What systems, or better still, in the words of panellist Ramchandra Kulkami, what attitudes do we need to develop in order to create individual and personalised learning experiences tailored to our emerging understanding of multiple intelligence and diverse learning styles. What methods and experiences can we frame and inspire, (not curricula), that would seed a love of learning for a lifetime and improve access to opportunity?

Many in design have come to accept the benefits and principles of Design for All

Could we not then accept and explore the notion of ‘design learning for all’

This is not meant in the sense of a traditional design education, in order for everyone to be, or become, a designer. Marco Steinberg reflected on his view of design as pattern recognition. Others spoke about constructs of strategic design within a systemic view of the world. Our view of design and what it can be is maturing. How can we effectively introduce strategic design approaches into learning contexts in all levels of general education?

Design learning for all, from kindergarten upwards, would bring added value to millions of individual learners who would otherwise be schooled mostly in reductionist, linear thinking utilising principally word and number.

It would sensitise the next generation of politicians to strategic design long before they become politicians. They would see the value and have the tools and language to re-design political systems and discourse in order to discover better ways to confront complex challenges within long-term, rather than short-term, vote-driven, timescales.

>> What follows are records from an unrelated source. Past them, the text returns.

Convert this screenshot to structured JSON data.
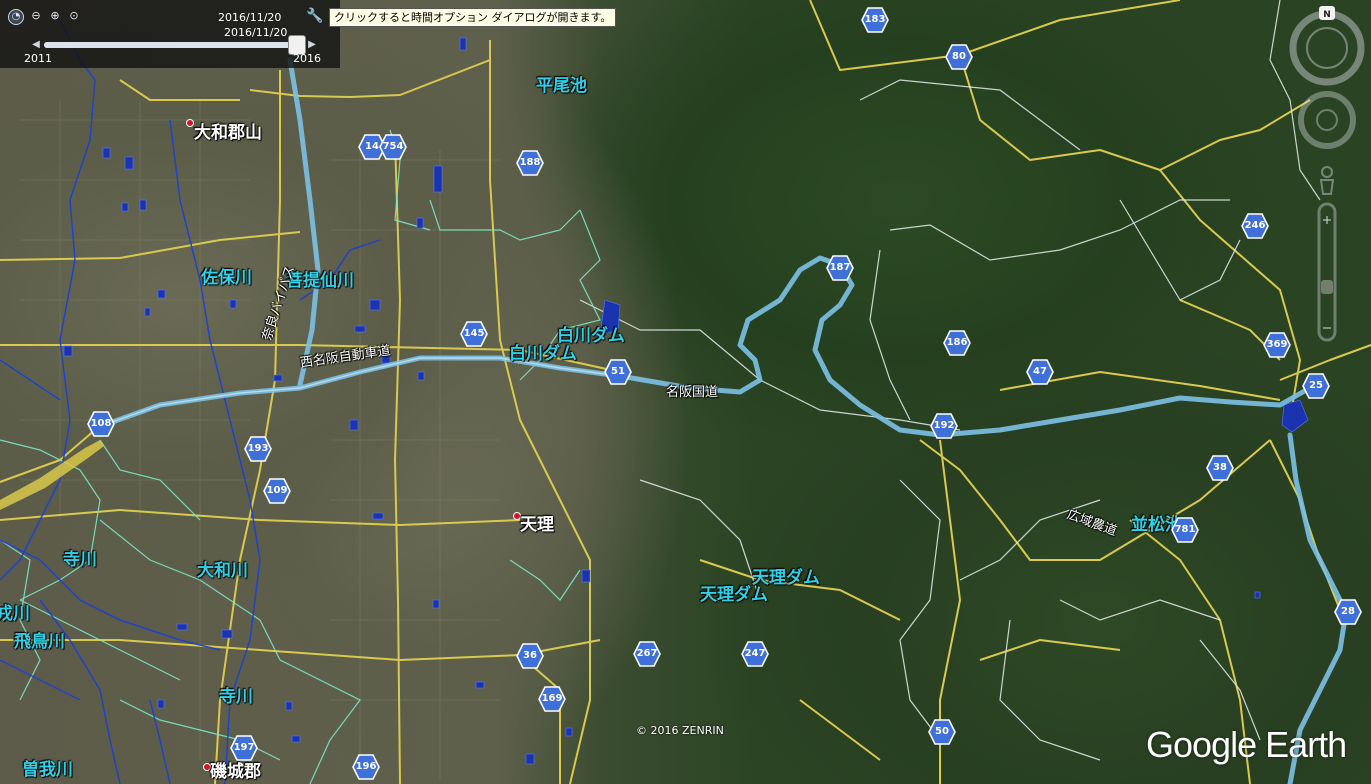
{
  "timebar": {
    "date_top": "2016/11/20",
    "date_slider": "2016/11/20",
    "year_start": "2011",
    "year_end": "2016",
    "slider_position": 0.96
  },
  "tooltip": "クリックすると時間オプション ダイアログが開きます。",
  "nav": {
    "north_label": "N"
  },
  "places": {
    "yamatokoriyama": "大和郡山",
    "tenri": "天理",
    "shiki": "磯城郡"
  },
  "water_labels": {
    "hirao_ike": "平尾池",
    "saho_gawa": "佐保川",
    "bodaisen_gawa": "菩提仙川",
    "shirakawa_dam_1": "白川ダム",
    "shirakawa_dam_2": "白川ダム",
    "tenri_dam_1": "天理ダム",
    "tenri_dam_2": "天理ダム",
    "namimatsu_ike": "並松池",
    "tera_gawa_1": "寺川",
    "yamato_gawa": "大和川",
    "tera_gawa_2": "寺川",
    "asuka_gawa": "飛鳥川",
    "soga_gawa": "曽我川",
    "left_edge_river": "戎川"
  },
  "road_labels": {
    "nishimeihan": "西名阪自動車道",
    "nara_bypass": "奈良バイパス",
    "meihan_kokudo": "名阪国道",
    "koiki_nodo": "広域農道"
  },
  "route_shields": [
    "183",
    "80",
    "14",
    "754",
    "188",
    "246",
    "187",
    "145",
    "51",
    "186",
    "47",
    "369",
    "25",
    "192",
    "108",
    "193",
    "109",
    "38",
    "781",
    "28",
    "36",
    "267",
    "247",
    "169",
    "197",
    "196",
    "50"
  ],
  "copyright": "© 2016 ZENRIN",
  "logo": "Google Earth"
}
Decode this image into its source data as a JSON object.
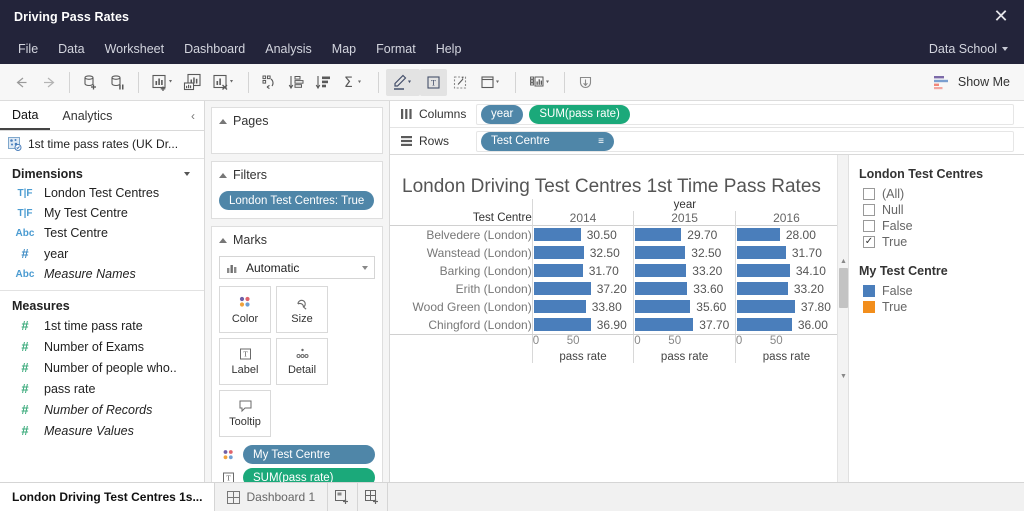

Our economies would also benefit. All young people destined for a lifetime in business and industry, but who don’t even know it yet, would already be exposed to design-enriched attitudes, language, methods and approaches by the time they get there.

Design learning for all would be a useful first step in providing all sections of schooled society with a new set of personal skills, attitudes and capacities. These strategic design insights and know-how would help them to confront their future lives in the turbulent wake and uncertainties of the globally networked societies and economies.

And I should add, as a side effect, it would also lead to better, more strategic designers across the wole spectrum of design disciplines.

And so to my third thought.

Spurred on by facilitator Alan Webber’s question, ‘Where do I look to see the future?’, I found myself recognising one particularly surprising aspect about Star Trek that I hadn’t really thought about before.

In Star Trek, there is no money.

Looking perhaps a hundred years ahead, not twenty, could we not now at least be starting to create a tiny seed, or at least the ‘design specification’ for a seed to speculate upon and to visualise how we might go about designing out money?

Could we begin to envisage the architecture of that opportunity?

There is no doubt, as we kept reminding ourselves last week, that the Helsinki Design Lab was a group of the very privileged, educated few – the “insanely successful” as someone commented on Friday.

So what can happen now? Let me know what you think.

* Virginia Commonwealth University Qatar